Financial Reporting – Our financial reporting team members are experienced in the preparation of Agency Financial Reports and Performance and Accountability reports in compliance with applicable OMB A136 and DoD reporting standards. Our team believes that financial reporting must be augmented by a process of continuous monitoring which includes, but is not limited to:
Analysis of account relationships, including analysis of budgetary to proprietary balances;
Ad-hoc analysis including monitoring of obligations and other activities that support budget formulation and execution activities; and
Reviews of journal vouchers and other adjustments for accuracy and support, as well as analysis of potential downstream effects of the entries on future financial reporting.
Whether it’s participating in the preparation of the principal financial statements and footnotes, or any process that supports financial reporting, our team members work tirelessly to meet the highest standards and make continuous improvements.
Budget Formulation and Execution
The budgeting process is one of the most significant distinctions between the Public Sector and Private Sector financial management activities. In commercial entities, budgeting is a series of exercises that results in a management tool, a guide, their budget. In governmental entities, it is a laborious process that results in legislation that must be strictly adhered to. Our team has the understanding of this unique process to be able to support organizations in their budgeting efforts. This includes, but is not limited to:
Strategic budgetary planning;
Component level budget justification and formulation based on Congressional, OMB, and Agency guidance;
Agency budget justification and formulation, including component analysis and integration;
Presentation and pass back;
President’s budget alignment;
Pre-appropriations activities including congressional hearing and markup support;
Spend plan development;
Allotting, sub-allotting, and allowances;
Committing and obligating;
Cancellations and rescission’s; and
Funds control techniques.
Grants and Cooperative Agreement Management

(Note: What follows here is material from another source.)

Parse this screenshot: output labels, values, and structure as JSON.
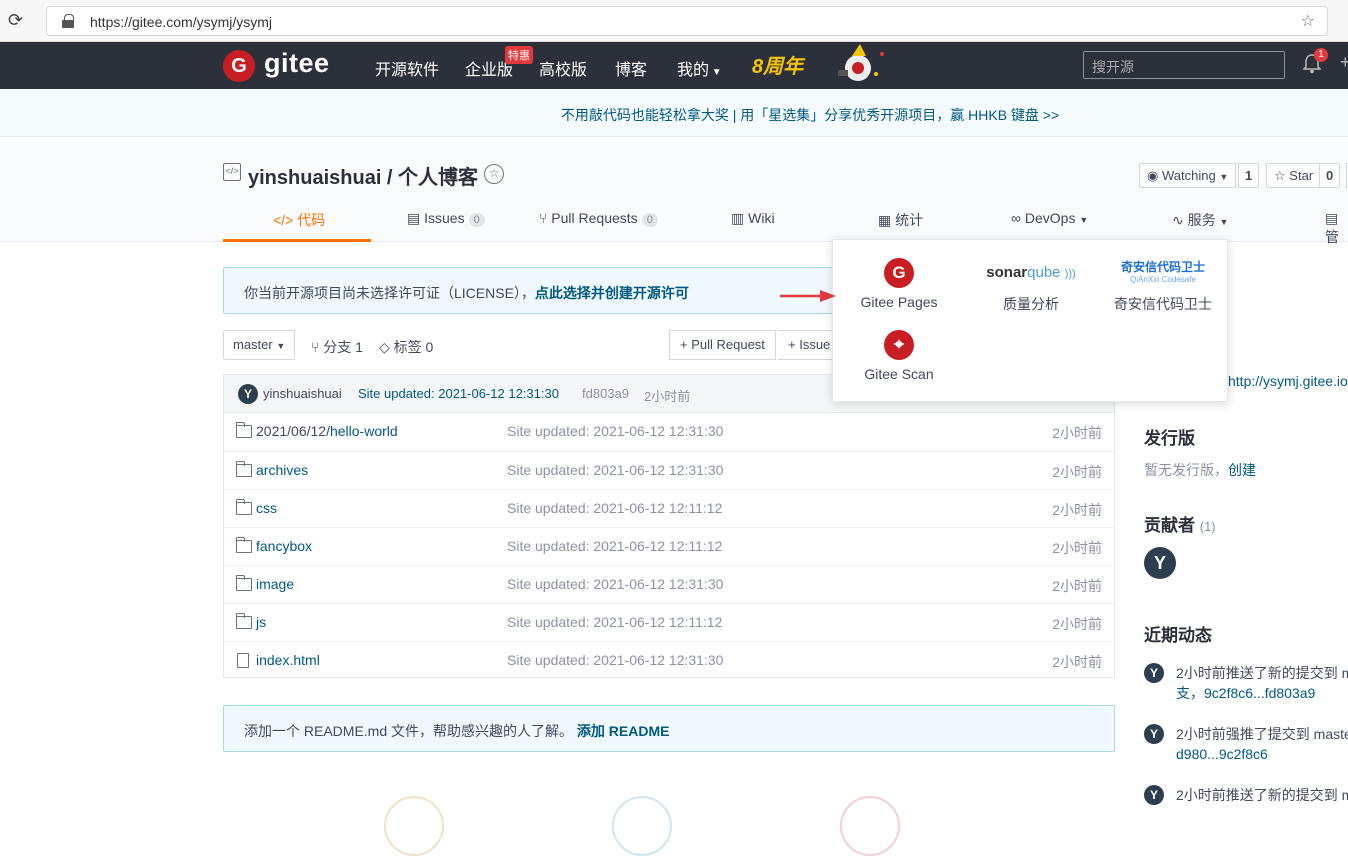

Federal assistance are programs aimed at providing resources, generally financial in nature, to non-federal entities as a tool to serve the public. Our teams are training to provide assistance to those providing assistance to us. Aimed at enhancing the effectiveness of federal assistance programs, we can provide assistance with, but not limited to:
Establishment of federal assistance programs;
Understanding the statutory and regulatory guidance that governs the federal assistance processes;
Reviewing and selecting award recipients;
Awarding, including negotiating, documenting, and notification;
Post-award monitoring and assistance; and
Close-out procedures and OMB Circular A-133 audit preparedness.
Financial Management Policy Development and Monitoring
Financial management policy development and monitoring lays the groundwork to establish minimum requirements that agency financial management operations must meet. An effective financial management policy program establishes policies that are compliant, relevant, and balance usefulness with burden. Our financial management policy development focuses on:
Establishing a technical working group made of SMEs and process owners that are impacted by various financial management policies (i.e. grants, procurement, facilities, budget, etc.);
Developing a collaborative process for stakeholders to provide input on financial management policies that are currently in development, or in the development pipeline; and
Implementing a policy development cycle that focuses on data driven research, facts, and best practices as to what should be happening, not focusing on what is happening.
The policy monitoring aspect is equally as important as the development. Our monitoring efforts focuses on two major aspects of monitoring:
Scanning the financial management environment to be aware of changing legislation, regulations, guidance, and best practices to assess the impact on current policy; and
Integrating monitoring techniques with internal controls and other internal assessment processes to determine the effectiveness of the policies.